Doctors Report Increase in “Broken Heart Syndrome”
Every so often, we read a poignant news story about a couple, married for years, who pass away only a few days apart. “His wife died from a stroke, and he died of a broken heart,” the story might go.
Though that is just a saying, there actually is something to it, report cardiologists. According to The European Society of Cardiology (ESC), a condition called “broken heart syndrome” most commonly occurs when a person experiences severe emotional distress after a sad or stressful event, such as the loss of a loved one.
The ESC says the symptoms of broken heart syndrome resemble those of a heart attack.
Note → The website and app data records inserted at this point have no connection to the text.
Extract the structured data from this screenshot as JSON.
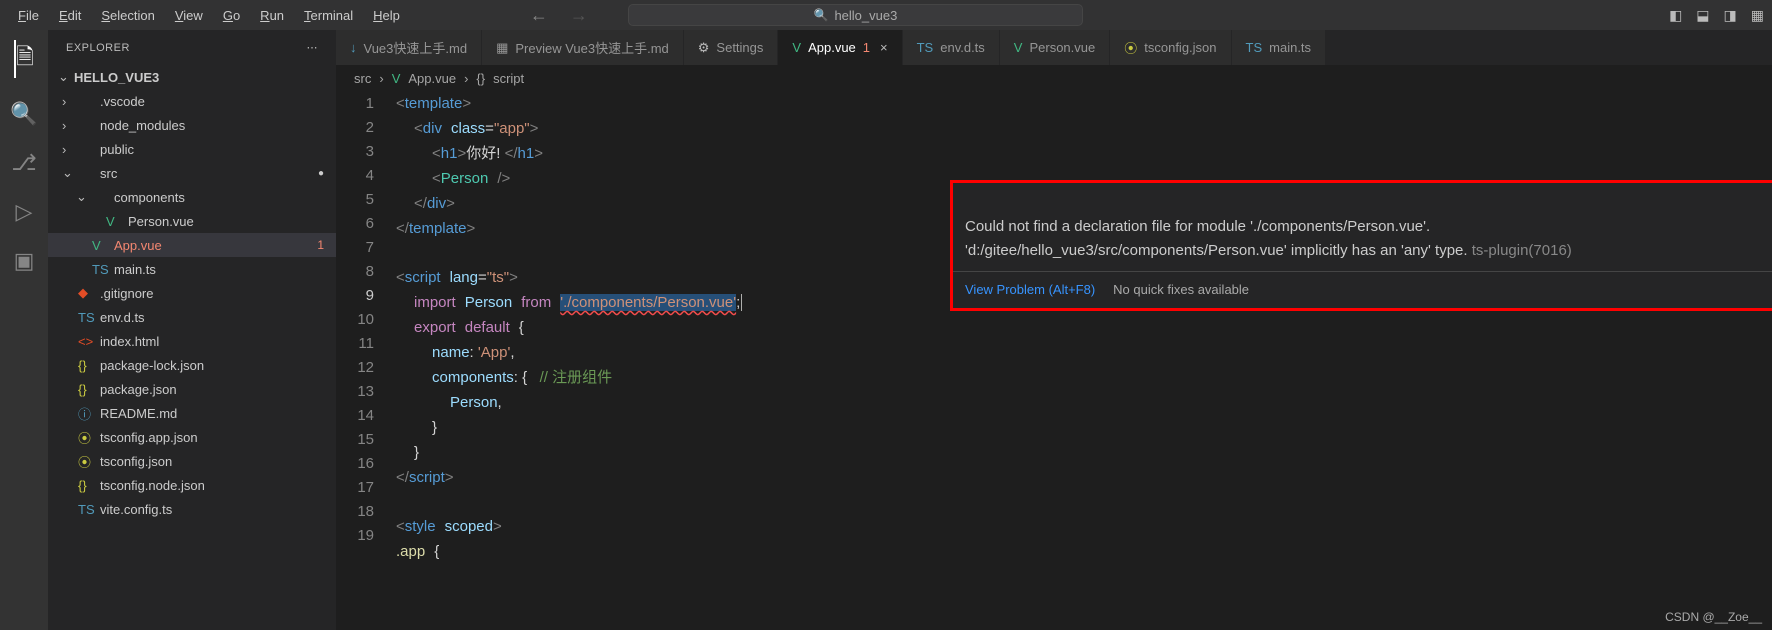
{
  "menu": [
    "File",
    "Edit",
    "Selection",
    "View",
    "Go",
    "Run",
    "Terminal",
    "Help"
  ],
  "search": {
    "text": "hello_vue3"
  },
  "sidebar": {
    "title": "EXPLORER",
    "project": "HELLO_VUE3",
    "tree": [
      {
        "d": 1,
        "chev": ">",
        "icon": "",
        "lbl": ".vscode"
      },
      {
        "d": 1,
        "chev": ">",
        "icon": "",
        "lbl": "node_modules"
      },
      {
        "d": 1,
        "chev": ">",
        "icon": "",
        "lbl": "public"
      },
      {
        "d": 1,
        "chev": "v",
        "icon": "",
        "lbl": "src",
        "dot": true,
        "cls": "src"
      },
      {
        "d": 2,
        "chev": "v",
        "icon": "",
        "lbl": "components"
      },
      {
        "d": 3,
        "chev": "",
        "icon": "V",
        "iconcls": "vue-ic",
        "lbl": "Person.vue"
      },
      {
        "d": 2,
        "chev": "",
        "icon": "V",
        "iconcls": "vue-ic",
        "lbl": "App.vue",
        "sel": true,
        "err": true,
        "badge": "1"
      },
      {
        "d": 2,
        "chev": "",
        "icon": "TS",
        "iconcls": "ts-ic",
        "lbl": "main.ts"
      },
      {
        "d": 1,
        "chev": "",
        "icon": "◆",
        "iconcls": "git-ic",
        "lbl": ".gitignore"
      },
      {
        "d": 1,
        "chev": "",
        "icon": "TS",
        "iconcls": "ts-ic",
        "lbl": "env.d.ts"
      },
      {
        "d": 1,
        "chev": "",
        "icon": "<>",
        "iconcls": "html-ic",
        "lbl": "index.html"
      },
      {
        "d": 1,
        "chev": "",
        "icon": "{}",
        "iconcls": "json-ic",
        "lbl": "package-lock.json"
      },
      {
        "d": 1,
        "chev": "",
        "icon": "{}",
        "iconcls": "json-ic",
        "lbl": "package.json"
      },
      {
        "d": 1,
        "chev": "",
        "icon": "ⓘ",
        "iconcls": "md-ic",
        "lbl": "README.md"
      },
      {
        "d": 1,
        "chev": "",
        "icon": "⦿",
        "iconcls": "ts2-ic",
        "lbl": "tsconfig.app.json"
      },
      {
        "d": 1,
        "chev": "",
        "icon": "⦿",
        "iconcls": "ts2-ic",
        "lbl": "tsconfig.json"
      },
      {
        "d": 1,
        "chev": "",
        "icon": "{}",
        "iconcls": "json-ic",
        "lbl": "tsconfig.node.json"
      },
      {
        "d": 1,
        "chev": "",
        "icon": "TS",
        "iconcls": "ts-ic",
        "lbl": "vite.config.ts"
      }
    ]
  },
  "tabs": [
    {
      "icon": "↓",
      "iconcls": "md-ic",
      "lbl": "Vue3快速上手.md"
    },
    {
      "icon": "▦",
      "iconcls": "",
      "lbl": "Preview Vue3快速上手.md"
    },
    {
      "icon": "⚙",
      "iconcls": "gear-ic",
      "lbl": "Settings"
    },
    {
      "icon": "V",
      "iconcls": "vue-ic",
      "lbl": "App.vue",
      "active": true,
      "err": "1",
      "close": true
    },
    {
      "icon": "TS",
      "iconcls": "ts-ic",
      "lbl": "env.d.ts"
    },
    {
      "icon": "V",
      "iconcls": "vue-ic",
      "lbl": "Person.vue"
    },
    {
      "icon": "⦿",
      "iconcls": "ts2-ic",
      "lbl": "tsconfig.json"
    },
    {
      "icon": "TS",
      "iconcls": "ts-ic",
      "lbl": "main.ts"
    }
  ],
  "breadcrumb": [
    "src",
    "App.vue",
    "script"
  ],
  "code": {
    "lines": [
      "1",
      "2",
      "3",
      "4",
      "5",
      "6",
      "7",
      "8",
      "9",
      "10",
      "11",
      "12",
      "13",
      "14",
      "15",
      "16",
      "17",
      "18",
      "19"
    ],
    "currentLine": 9,
    "l3_text": "你好! ",
    "l9_str": "'./components/Person.vue'",
    "l11_name": "name",
    "l11_val": "'App'",
    "l12_name": "components",
    "l12_cmt": "// 注册组件",
    "l13_val": "Person"
  },
  "tooltip": {
    "line1": "Could not find a declaration file for module './components/Person.vue'.",
    "line2": "'d:/gitee/hello_vue3/src/components/Person.vue' implicitly has an 'any' type.",
    "src": "ts-plugin(7016)",
    "viewProblem": "View Problem (Alt+F8)",
    "noFix": "No quick fixes available"
  },
  "watermark": "CSDN @__Zoe__"
}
They describe it as “a sudden temporary weakening of the heart muscles that causes the left ventricle of the heart to balloon out at the bottom while the neck remains narrow.” The condition is also referred to as stress cardiomyopathy—and when it was first described by doctors in Japan, they called it “takotsubo syndrome,” because the shape of the heart resembles a Japanese octopus trap—“tako” for octopus, “tsubo” for trap.
According to the American College of Cardiology, “Episodes are thought to be driven by the sympathetic response and surges of adrenaline in the body, similar to the well-known fight-or-flight reaction.” They note that broken heart syndrome also can be brought on not only by grief, but by an emergency situation, and they’ve found that cases rise in an area that has experienced a natural disaster.
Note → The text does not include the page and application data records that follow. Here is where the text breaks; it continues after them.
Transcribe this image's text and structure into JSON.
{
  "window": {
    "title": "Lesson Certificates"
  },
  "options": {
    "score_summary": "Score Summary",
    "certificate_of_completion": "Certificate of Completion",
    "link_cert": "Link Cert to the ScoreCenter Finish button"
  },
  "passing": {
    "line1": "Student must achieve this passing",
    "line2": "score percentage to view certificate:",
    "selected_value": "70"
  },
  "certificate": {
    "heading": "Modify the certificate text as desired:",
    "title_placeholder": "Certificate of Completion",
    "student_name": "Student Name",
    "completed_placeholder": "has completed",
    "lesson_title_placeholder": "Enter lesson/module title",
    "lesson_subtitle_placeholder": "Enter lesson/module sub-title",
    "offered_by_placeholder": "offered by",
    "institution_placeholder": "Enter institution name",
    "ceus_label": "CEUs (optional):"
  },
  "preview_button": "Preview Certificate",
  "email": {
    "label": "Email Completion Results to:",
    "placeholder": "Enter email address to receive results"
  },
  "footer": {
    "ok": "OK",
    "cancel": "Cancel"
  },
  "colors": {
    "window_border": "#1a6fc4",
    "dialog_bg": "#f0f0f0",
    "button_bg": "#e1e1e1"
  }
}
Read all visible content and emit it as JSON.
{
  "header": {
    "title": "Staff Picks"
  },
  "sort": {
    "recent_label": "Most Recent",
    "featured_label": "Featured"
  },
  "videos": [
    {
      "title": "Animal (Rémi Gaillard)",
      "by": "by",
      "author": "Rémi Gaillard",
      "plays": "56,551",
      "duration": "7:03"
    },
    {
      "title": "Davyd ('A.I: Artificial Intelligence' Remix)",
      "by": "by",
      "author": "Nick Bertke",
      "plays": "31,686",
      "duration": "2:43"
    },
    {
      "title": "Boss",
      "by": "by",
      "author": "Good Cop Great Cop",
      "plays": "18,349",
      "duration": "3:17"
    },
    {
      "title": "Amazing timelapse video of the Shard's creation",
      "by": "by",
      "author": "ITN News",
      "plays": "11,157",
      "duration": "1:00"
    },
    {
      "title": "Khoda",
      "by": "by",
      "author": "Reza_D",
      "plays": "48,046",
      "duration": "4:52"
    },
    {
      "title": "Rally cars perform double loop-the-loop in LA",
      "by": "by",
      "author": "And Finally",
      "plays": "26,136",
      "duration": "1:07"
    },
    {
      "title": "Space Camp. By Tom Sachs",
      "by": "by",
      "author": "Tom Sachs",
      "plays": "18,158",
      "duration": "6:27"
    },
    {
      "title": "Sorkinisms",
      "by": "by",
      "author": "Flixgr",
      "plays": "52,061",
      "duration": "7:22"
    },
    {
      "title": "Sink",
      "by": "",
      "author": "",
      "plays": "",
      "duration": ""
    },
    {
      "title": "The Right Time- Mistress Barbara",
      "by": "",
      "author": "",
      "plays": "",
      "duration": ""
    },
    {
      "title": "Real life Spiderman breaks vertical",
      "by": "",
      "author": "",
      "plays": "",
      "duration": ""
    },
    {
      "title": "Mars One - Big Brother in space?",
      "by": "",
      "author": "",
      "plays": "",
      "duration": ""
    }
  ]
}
The Broken Heart Syndrome and Coronavirus
We can safely say that our nation is in the midst of a natural disaster right now during the coronavirus pandemic. So it’s not surprising that in July 2020, experts from the Cleveland Clinic reported an increase in cases of broken heart syndrome.
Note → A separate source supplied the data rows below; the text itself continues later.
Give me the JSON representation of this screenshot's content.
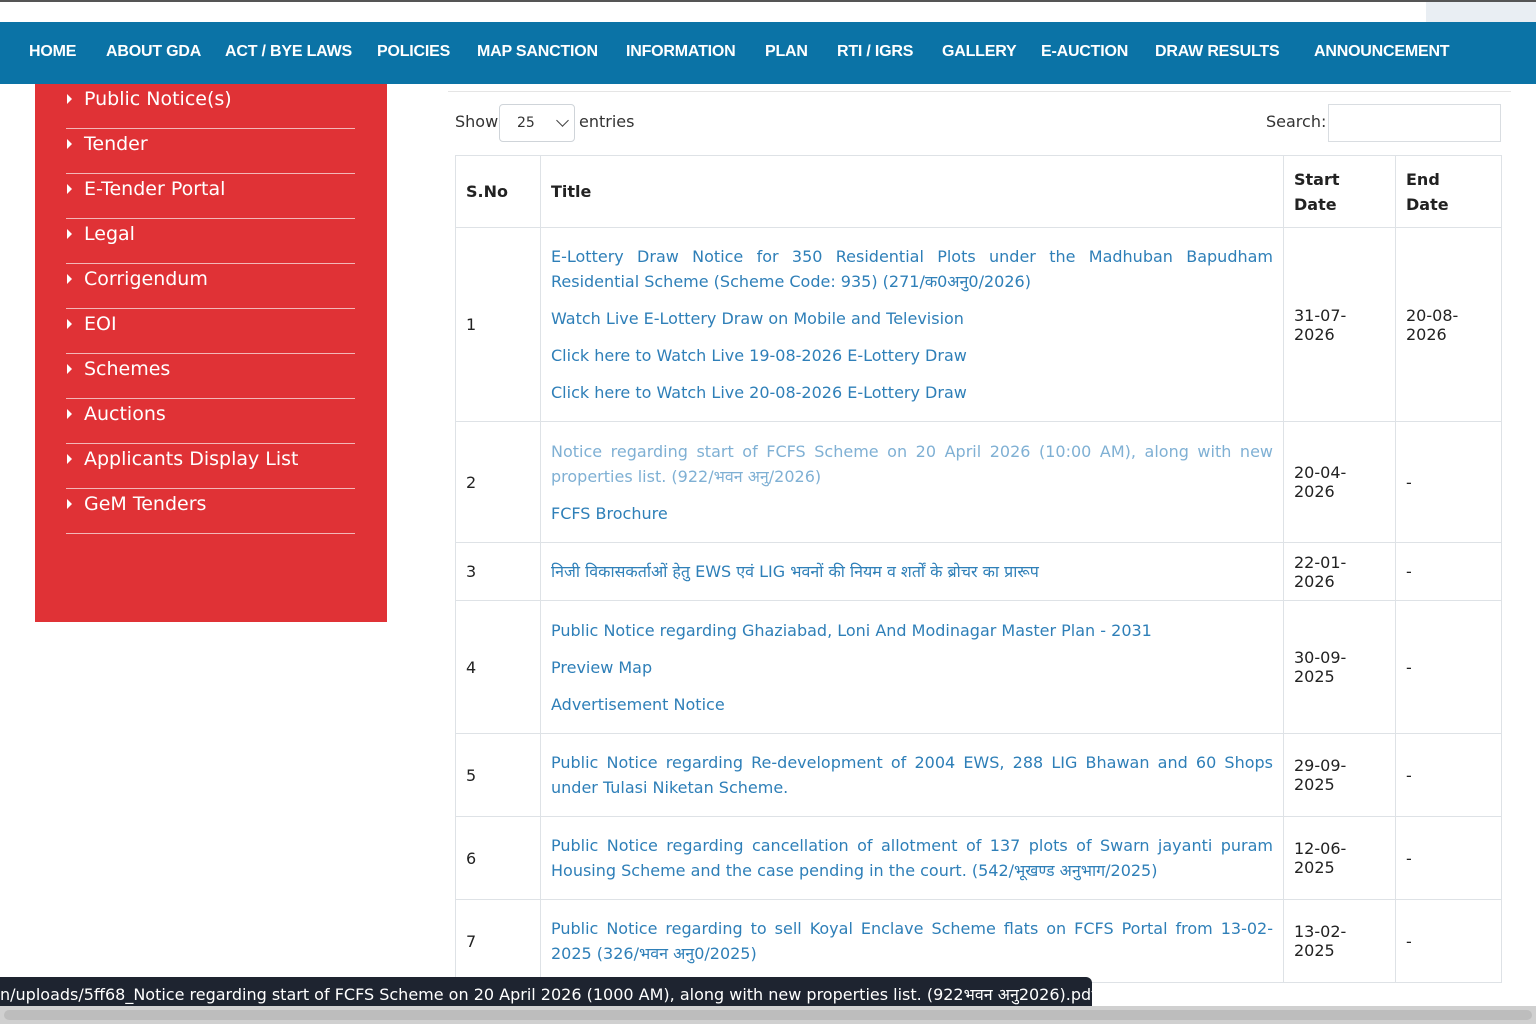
{
  "nav": {
    "items": [
      "HOME",
      "ABOUT GDA",
      "ACT / BYE LAWS",
      "POLICIES",
      "MAP SANCTION",
      "INFORMATION",
      "PLAN",
      "RTI / IGRS",
      "GALLERY",
      "E-AUCTION",
      "DRAW RESULTS",
      "ANNOUNCEMENT"
    ]
  },
  "sidebar": {
    "items": [
      "Public Notice(s)",
      "Tender",
      "E-Tender Portal",
      "Legal",
      "Corrigendum",
      "EOI",
      "Schemes",
      "Auctions",
      "Applicants Display List",
      "GeM Tenders"
    ]
  },
  "controls": {
    "show_label": "Show",
    "entries_value": "25",
    "entries_label": "entries",
    "search_label": "Search:",
    "search_value": ""
  },
  "table": {
    "headers": {
      "sno": "S.No",
      "title": "Title",
      "start_1": "Start",
      "start_2": "Date",
      "end_1": "End",
      "end_2": "Date"
    },
    "rows": [
      {
        "sno": "1",
        "links": [
          "E-Lottery Draw Notice for 350 Residential Plots under the Madhuban Bapudham Residential Scheme (Scheme Code: 935) (271/क0अनु0/2026)",
          "Watch Live E-Lottery Draw on Mobile and Television",
          "Click here to Watch Live 19-08-2026 E-Lottery Draw",
          "Click here to Watch Live 20-08-2026 E-Lottery Draw"
        ],
        "start": "31-07-2026",
        "end": "20-08-2026"
      },
      {
        "sno": "2",
        "links": [
          "Notice regarding start of FCFS Scheme on 20 April 2026 (10:00 AM), along with new properties list. (922/भवन अनु/2026)",
          "FCFS Brochure"
        ],
        "start": "20-04-2026",
        "end": "-"
      },
      {
        "sno": "3",
        "links": [
          "निजी विकासकर्ताओं हेतु EWS एवं LIG भवनों की नियम व शर्तों के ब्रोचर का प्रारूप"
        ],
        "start": "22-01-2026",
        "end": "-"
      },
      {
        "sno": "4",
        "links": [
          "Public Notice regarding Ghaziabad, Loni And Modinagar Master Plan - 2031",
          "Preview Map",
          "Advertisement Notice"
        ],
        "start": "30-09-2025",
        "end": "-"
      },
      {
        "sno": "5",
        "links": [
          "Public Notice regarding Re-development of 2004 EWS, 288 LIG Bhawan and 60 Shops under Tulasi Niketan Scheme."
        ],
        "start": "29-09-2025",
        "end": "-"
      },
      {
        "sno": "6",
        "links": [
          "Public Notice regarding cancellation of allotment of 137 plots of Swarn jayanti puram Housing Scheme and the case pending in the court. (542/भूखण्ड अनुभाग/2025)"
        ],
        "start": "12-06-2025",
        "end": "-"
      },
      {
        "sno": "7",
        "links": [
          "Public Notice regarding to sell Koyal Enclave Scheme flats on FCFS Portal from 13-02-2025 (326/भवन अनु0/2025)"
        ],
        "start": "13-02-2025",
        "end": "-"
      }
    ]
  },
  "status_bar": {
    "url": "n/uploads/5ff68_Notice regarding start of FCFS Scheme on 20 April 2026 (1000 AM), along with new properties list. (922भवन अनु2026).pdf"
  },
  "colors": {
    "nav_bg": "#0b73a6",
    "sidebar_bg": "#e03236",
    "link": "#2e7fb8",
    "visited_link": "#7fb0d4"
  }
}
“The COVID-19 pandemic has brought about multiple levels of stress in people’s lives across the country and world. People are not only worried about themselves or their families becoming ill, they are dealing with economic and emotional issues, societal problems and potential loneliness and isolation,” reported Dr. Ankur Kalra, a Cleveland Clinic cardiologist who led the study. “The stress can have physical effects on our bodies and our hearts, as evidenced by the increasing diagnoses of stress cardiomyopathy we are experiencing.”
Dr. Kalra’s study, which was published in JAMA Network Open, found a significant increase in diagnoses of broken heart syndrome among patients who reported heart-related symptoms (7.8% of these patients, compared to only 1.7% before the pandemic). It’s important to note that none of these patients tested positive for COVID-19—their problem was not caused by the virus, but by stress.
While most patients completely recover from broken heart syndrome, it’s important to seek medical help right away to ensure the correct diagnosis and appropriate treatment. Symptoms include chest pain, irregular heartbeat, breathlessness, fainting and low blood pressure.
Doctors want us to know that while some patients these days are hesitating to seek help for symptoms of heart problems, medical professionals and hospitals are ready and able to see patients, and are taking precautions to protect them from exposure to the coronavirus.
“While the pandemic continues to evolve, self-care during this difficult time is critical to our heart health, and our overall health,” said Dr. Grant Reed, senior author of the study. “For those who feel overwhelmed by stress, it’s important to reach out to your healthcare provider. Exercise, meditation and connecting with family and friends, while maintaining physical distance and safety measures, can also help relieve anxiety.”
Source: Information from the American College of Cardiology, the European Society of Cardiology and the Cleveland Clinic